In that they all formulate a view of what the world ought to resemble if nature were to run its course – all Social Darwinists share a common, rotten core.
The Common Denominator
What all social darwinists share is: determinism, a strong belief in human agency, as well as a certain form of utopianism.
- Their determinism is visible in their belief in a future that is predictable and bound to happen if nature runs its course.
- Their belief in human agency is best seen in their view that this outcome can be accelerated by human action and that the natural unfolding of events can, and should, be helped along.
- Their utopianism is latent in their unshakable belief that the morose future they often outline will be better than the present and that, in many ways, it will be impossible to further perfect – or only in minor ways that will be clear to everyone and easy to implement in the new order.
Point by point, Darwin refutes all of this.
- Far from being deterministic, Darwin outlines a model for change but in no way claims to be able to predict the outcome.
- Human agency over this process of change is absent from the framework, the only way a human element can be integrated in Darwin’s chain of events is through the patently involuntary consequences of climate change.

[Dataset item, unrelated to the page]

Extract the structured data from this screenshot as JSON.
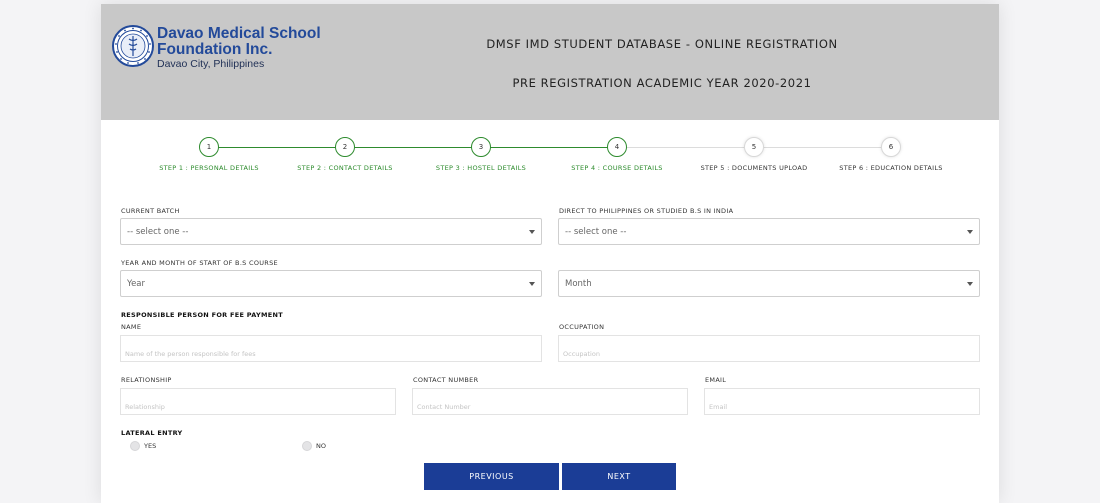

- Put in perspective, Darwin’s theory explains human prominence over other forms of life on the planet as being the result of environmental factors. Were those factors to change, this prominence could also be called into question. Not the most utopian view of the future of the species…